Infection by pathogens that range from parasites to bacteria elicits vigorous antibody responses critical for host protection. It is clear that optimal humoral immune responses depend on T follicular helper (TFH) cells, lymphatic endothelial cells (LECs), and follicular dendritic cells (FDCs), which are subsets of immune cells that form direct, or cognate, interactions with B cells in secondary lymphoid organs to promote germinal center formation, isotype class-switching, and affinity maturation of the B cell receptor. While these cell types have recently been well-characterized, there remains a dearth of knowledge about the role of cytokines in driving their maintenance and expansion under both homeostatic and inflammatory conditions. Dr. Fairfax’s lab recently identified a role for IL-4 in the homeostatic maintenance of both FDCs and LECs in peripheral lymph nodes, as well as their expansion following immunization with both SEA and tetanus/diphtheria.

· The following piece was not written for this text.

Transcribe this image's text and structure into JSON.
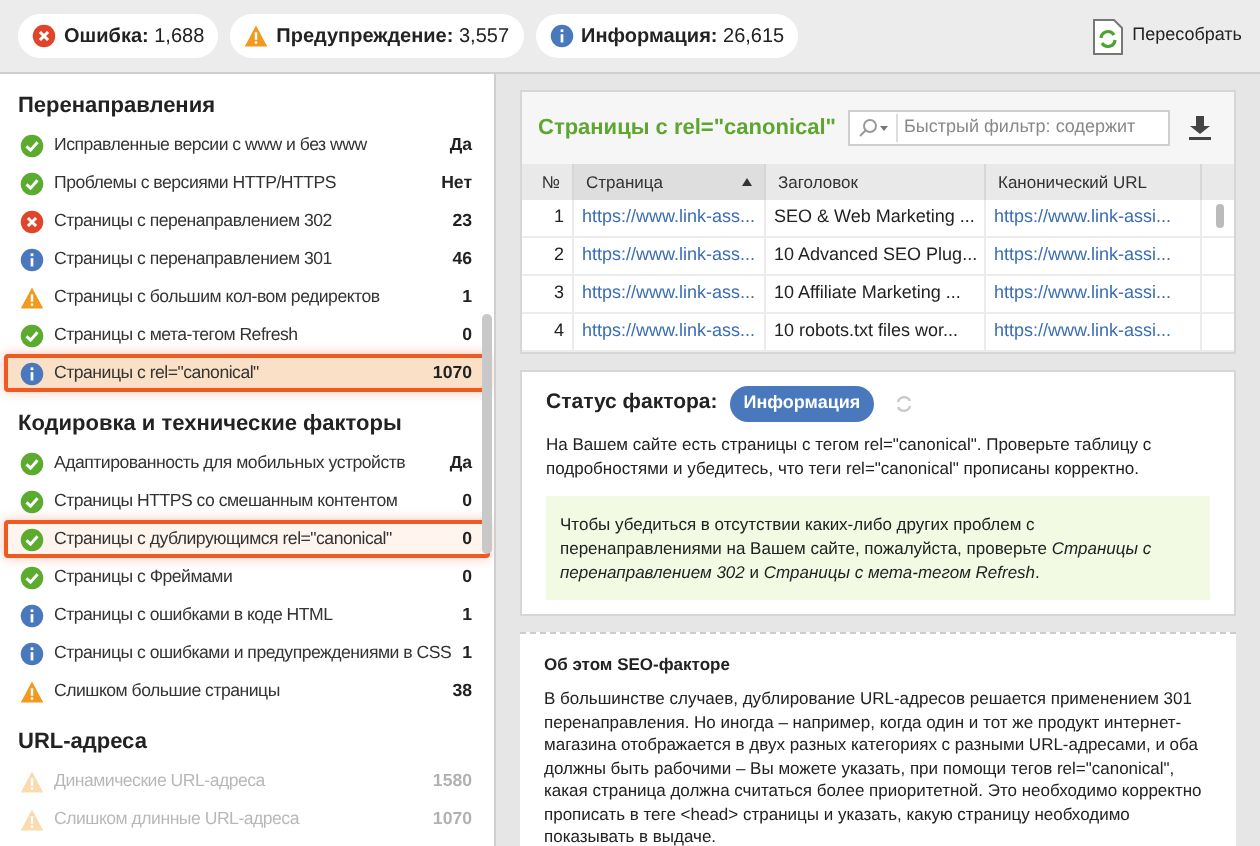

An increasing body of literature has established an inverse correlation between chronic helminth infections (e.g., trematodes, roundworms) and inflammatory diseases such as asthma, inflammatory bowel disease, and, importantly, metabolic syndrome and diabetes. Murine models of Schistosoma mansoni infection have demonstrated that both patent infection and exposure to SEA leads to lower levels of total serum cholesterol and a beneficial increase in the ratio of HDL to LDL cholesterol, reducing atherogenesis and plaque size in the ApoE CVD/atherosclerosis model. Despite strong evidence that a history of Schistosome infection exerts a protective effect against the development of metabolic syndrome, obesity, and CVD, a major gap exists in our understanding of the mechanism(s) underlying this protection. We have recently identified that S. mansoni infection induces profound transcriptional alterations in global metabolic pathways of hepatic macrophages, including changes to phospholipid and cholesterol metabolism, as well as, amino acid biosynthesis and glucagon signaling. Dr. Fairfax’s future work will focus on establishing the heritability of S. mansoni induced metabolic changes in the monocyte/macrophage lineage, and their ability to protect from metabolic disorders. Her long-term goal for this area of research is to use schistosome infection as a tool to identify novel immunological pathways for treatment of insulin resistance and atherosclerosis.